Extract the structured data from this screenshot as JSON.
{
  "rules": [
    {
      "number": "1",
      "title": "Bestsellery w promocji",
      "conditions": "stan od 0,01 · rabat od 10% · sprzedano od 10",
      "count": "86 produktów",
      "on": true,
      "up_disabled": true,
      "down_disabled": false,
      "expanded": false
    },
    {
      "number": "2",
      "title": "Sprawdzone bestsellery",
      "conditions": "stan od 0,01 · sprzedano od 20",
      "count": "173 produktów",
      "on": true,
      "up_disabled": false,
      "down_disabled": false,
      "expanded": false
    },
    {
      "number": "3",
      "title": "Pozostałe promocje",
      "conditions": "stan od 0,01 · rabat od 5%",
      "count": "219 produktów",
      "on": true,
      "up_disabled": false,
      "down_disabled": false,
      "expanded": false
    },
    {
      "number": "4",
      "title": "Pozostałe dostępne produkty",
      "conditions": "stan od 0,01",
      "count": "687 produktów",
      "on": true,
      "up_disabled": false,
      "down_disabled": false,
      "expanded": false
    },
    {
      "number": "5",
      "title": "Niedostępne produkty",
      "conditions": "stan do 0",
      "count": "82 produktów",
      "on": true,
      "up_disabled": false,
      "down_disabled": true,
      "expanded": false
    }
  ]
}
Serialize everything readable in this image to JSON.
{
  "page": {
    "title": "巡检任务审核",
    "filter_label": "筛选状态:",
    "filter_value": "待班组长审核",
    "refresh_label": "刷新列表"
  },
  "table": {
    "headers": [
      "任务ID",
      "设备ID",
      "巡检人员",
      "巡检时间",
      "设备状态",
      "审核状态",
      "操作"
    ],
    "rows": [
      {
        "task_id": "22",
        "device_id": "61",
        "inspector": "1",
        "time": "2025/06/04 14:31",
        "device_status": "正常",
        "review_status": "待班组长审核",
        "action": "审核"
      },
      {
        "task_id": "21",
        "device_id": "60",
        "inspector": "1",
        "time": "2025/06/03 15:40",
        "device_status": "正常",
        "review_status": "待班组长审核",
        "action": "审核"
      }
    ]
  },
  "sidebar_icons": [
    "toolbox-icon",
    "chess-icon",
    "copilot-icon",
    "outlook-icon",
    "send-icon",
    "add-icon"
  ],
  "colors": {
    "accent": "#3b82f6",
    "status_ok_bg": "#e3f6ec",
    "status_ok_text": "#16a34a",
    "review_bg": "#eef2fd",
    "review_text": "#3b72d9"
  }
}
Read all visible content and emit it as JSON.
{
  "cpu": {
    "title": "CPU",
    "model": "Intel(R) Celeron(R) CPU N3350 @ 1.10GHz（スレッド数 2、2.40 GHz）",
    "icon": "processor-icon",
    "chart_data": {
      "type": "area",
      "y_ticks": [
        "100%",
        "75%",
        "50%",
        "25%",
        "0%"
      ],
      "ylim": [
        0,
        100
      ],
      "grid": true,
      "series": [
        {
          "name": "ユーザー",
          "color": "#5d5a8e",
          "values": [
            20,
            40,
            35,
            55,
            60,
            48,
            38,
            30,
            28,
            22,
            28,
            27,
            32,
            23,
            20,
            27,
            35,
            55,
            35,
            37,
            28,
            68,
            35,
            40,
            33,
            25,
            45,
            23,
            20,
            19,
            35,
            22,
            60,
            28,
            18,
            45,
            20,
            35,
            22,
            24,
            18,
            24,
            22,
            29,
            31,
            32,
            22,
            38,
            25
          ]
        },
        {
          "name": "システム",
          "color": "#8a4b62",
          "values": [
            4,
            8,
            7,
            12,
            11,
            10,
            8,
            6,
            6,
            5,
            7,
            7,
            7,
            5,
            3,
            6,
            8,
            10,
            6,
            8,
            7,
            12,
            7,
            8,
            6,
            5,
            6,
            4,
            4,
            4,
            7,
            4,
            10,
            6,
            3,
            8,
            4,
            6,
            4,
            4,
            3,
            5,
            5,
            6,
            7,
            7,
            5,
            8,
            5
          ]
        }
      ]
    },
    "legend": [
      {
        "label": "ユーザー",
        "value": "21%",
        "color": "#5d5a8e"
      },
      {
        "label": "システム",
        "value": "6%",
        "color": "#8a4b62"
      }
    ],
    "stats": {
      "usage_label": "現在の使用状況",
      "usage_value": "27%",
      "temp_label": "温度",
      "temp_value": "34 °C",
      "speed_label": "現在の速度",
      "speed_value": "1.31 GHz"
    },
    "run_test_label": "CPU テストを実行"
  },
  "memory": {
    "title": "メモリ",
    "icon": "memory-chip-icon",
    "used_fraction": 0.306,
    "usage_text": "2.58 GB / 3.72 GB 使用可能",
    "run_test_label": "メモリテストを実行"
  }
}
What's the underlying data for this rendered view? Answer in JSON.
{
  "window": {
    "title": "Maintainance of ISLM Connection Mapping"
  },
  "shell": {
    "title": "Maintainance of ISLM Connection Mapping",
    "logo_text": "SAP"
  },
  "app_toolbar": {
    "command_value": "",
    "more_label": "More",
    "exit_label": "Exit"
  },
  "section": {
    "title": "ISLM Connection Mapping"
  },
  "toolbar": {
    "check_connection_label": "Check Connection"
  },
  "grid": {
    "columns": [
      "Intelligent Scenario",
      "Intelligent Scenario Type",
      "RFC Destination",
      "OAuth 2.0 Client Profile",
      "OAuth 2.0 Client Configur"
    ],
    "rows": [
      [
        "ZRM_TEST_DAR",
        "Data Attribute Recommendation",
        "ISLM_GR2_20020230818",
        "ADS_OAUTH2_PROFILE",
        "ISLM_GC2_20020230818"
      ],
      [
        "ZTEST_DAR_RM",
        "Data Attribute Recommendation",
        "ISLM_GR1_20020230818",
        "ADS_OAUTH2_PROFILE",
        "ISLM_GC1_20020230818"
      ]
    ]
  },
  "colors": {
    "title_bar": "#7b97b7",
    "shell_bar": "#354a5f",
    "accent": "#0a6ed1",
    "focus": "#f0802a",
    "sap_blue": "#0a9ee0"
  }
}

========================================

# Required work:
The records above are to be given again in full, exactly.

# Task response:
Extract the structured data from this screenshot as JSON.
{
  "rules": [
    {
      "number": "1",
      "title": "Bestsellery w promocji",
      "conditions": "stan od 0,01 · rabat od 10% · sprzedano od 10",
      "count": "86 produktów",
      "on": true,
      "up_disabled": true,
      "down_disabled": false,
      "expanded": false
    },
    {
      "number": "2",
      "title": "Sprawdzone bestsellery",
      "conditions": "stan od 0,01 · sprzedano od 20",
      "count": "173 produktów",
      "on": true,
      "up_disabled": false,
      "down_disabled": false,
      "expanded": false
    },
    {
      "number": "3",
      "title": "Pozostałe promocje",
      "conditions": "stan od 0,01 · rabat od 5%",
      "count": "219 produktów",
      "on": true,
      "up_disabled": false,
      "down_disabled": false,
      "expanded": false
    },
    {
      "number": "4",
      "title": "Pozostałe dostępne produkty",
      "conditions": "stan od 0,01",
      "count": "687 produktów",
      "on": true,
      "up_disabled": false,
      "down_disabled": false,
      "expanded": false
    },
    {
      "number": "5",
      "title": "Niedostępne produkty",
      "conditions": "stan do 0",
      "count": "82 produktów",
      "on": true,
      "up_disabled": false,
      "down_disabled": true,
      "expanded": false
    }
  ]
}
Serialize everything readable in this image to JSON.
{
  "page": {
    "title": "巡检任务审核",
    "filter_label": "筛选状态:",
    "filter_value": "待班组长审核",
    "refresh_label": "刷新列表"
  },
  "table": {
    "headers": [
      "任务ID",
      "设备ID",
      "巡检人员",
      "巡检时间",
      "设备状态",
      "审核状态",
      "操作"
    ],
    "rows": [
      {
        "task_id": "22",
        "device_id": "61",
        "inspector": "1",
        "time": "2025/06/04 14:31",
        "device_status": "正常",
        "review_status": "待班组长审核",
        "action": "审核"
      },
      {
        "task_id": "21",
        "device_id": "60",
        "inspector": "1",
        "time": "2025/06/03 15:40",
        "device_status": "正常",
        "review_status": "待班组长审核",
        "action": "审核"
      }
    ]
  },
  "sidebar_icons": [
    "toolbox-icon",
    "chess-icon",
    "copilot-icon",
    "outlook-icon",
    "send-icon",
    "add-icon"
  ],
  "colors": {
    "accent": "#3b82f6",
    "status_ok_bg": "#e3f6ec",
    "status_ok_text": "#16a34a",
    "review_bg": "#eef2fd",
    "review_text": "#3b72d9"
  }
}
Read all visible content and emit it as JSON.
{
  "cpu": {
    "title": "CPU",
    "model": "Intel(R) Celeron(R) CPU N3350 @ 1.10GHz（スレッド数 2、2.40 GHz）",
    "icon": "processor-icon",
    "chart_data": {
      "type": "area",
      "y_ticks": [
        "100%",
        "75%",
        "50%",
        "25%",
        "0%"
      ],
      "ylim": [
        0,
        100
      ],
      "grid": true,
      "series": [
        {
          "name": "ユーザー",
          "color": "#5d5a8e",
          "values": [
            20,
            40,
            35,
            55,
            60,
            48,
            38,
            30,
            28,
            22,
            28,
            27,
            32,
            23,
            20,
            27,
            35,
            55,
            35,
            37,
            28,
            68,
            35,
            40,
            33,
            25,
            45,
            23,
            20,
            19,
            35,
            22,
            60,
            28,
            18,
            45,
            20,
            35,
            22,
            24,
            18,
            24,
            22,
            29,
            31,
            32,
            22,
            38,
            25
          ]
        },
        {
          "name": "システム",
          "color": "#8a4b62",
          "values": [
            4,
            8,
            7,
            12,
            11,
            10,
            8,
            6,
            6,
            5,
            7,
            7,
            7,
            5,
            3,
            6,
            8,
            10,
            6,
            8,
            7,
            12,
            7,
            8,
            6,
            5,
            6,
            4,
            4,
            4,
            7,
            4,
            10,
            6,
            3,
            8,
            4,
            6,
            4,
            4,
            3,
            5,
            5,
            6,
            7,
            7,
            5,
            8,
            5
          ]
        }
      ]
    },
    "legend": [
      {
        "label": "ユーザー",
        "value": "21%",
        "color": "#5d5a8e"
      },
      {
        "label": "システム",
        "value": "6%",
        "color": "#8a4b62"
      }
    ],
    "stats": {
      "usage_label": "現在の使用状況",
      "usage_value": "27%",
      "temp_label": "温度",
      "temp_value": "34 °C",
      "speed_label": "現在の速度",
      "speed_value": "1.31 GHz"
    },
    "run_test_label": "CPU テストを実行"
  },
  "memory": {
    "title": "メモリ",
    "icon": "memory-chip-icon",
    "used_fraction": 0.306,
    "usage_text": "2.58 GB / 3.72 GB 使用可能",
    "run_test_label": "メモリテストを実行"
  }
}
What's the underlying data for this rendered view? Answer in JSON.
{
  "window": {
    "title": "Maintainance of ISLM Connection Mapping"
  },
  "shell": {
    "title": "Maintainance of ISLM Connection Mapping",
    "logo_text": "SAP"
  },
  "app_toolbar": {
    "command_value": "",
    "more_label": "More",
    "exit_label": "Exit"
  },
  "section": {
    "title": "ISLM Connection Mapping"
  },
  "toolbar": {
    "check_connection_label": "Check Connection"
  },
  "grid": {
    "columns": [
      "Intelligent Scenario",
      "Intelligent Scenario Type",
      "RFC Destination",
      "OAuth 2.0 Client Profile",
      "OAuth 2.0 Client Configur"
    ],
    "rows": [
      [
        "ZRM_TEST_DAR",
        "Data Attribute Recommendation",
        "ISLM_GR2_20020230818",
        "ADS_OAUTH2_PROFILE",
        "ISLM_GC2_20020230818"
      ],
      [
        "ZTEST_DAR_RM",
        "Data Attribute Recommendation",
        "ISLM_GR1_20020230818",
        "ADS_OAUTH2_PROFILE",
        "ISLM_GC1_20020230818"
      ]
    ]
  },
  "colors": {
    "title_bar": "#7b97b7",
    "shell_bar": "#354a5f",
    "accent": "#0a6ed1",
    "focus": "#f0802a",
    "sap_blue": "#0a9ee0"
  }
}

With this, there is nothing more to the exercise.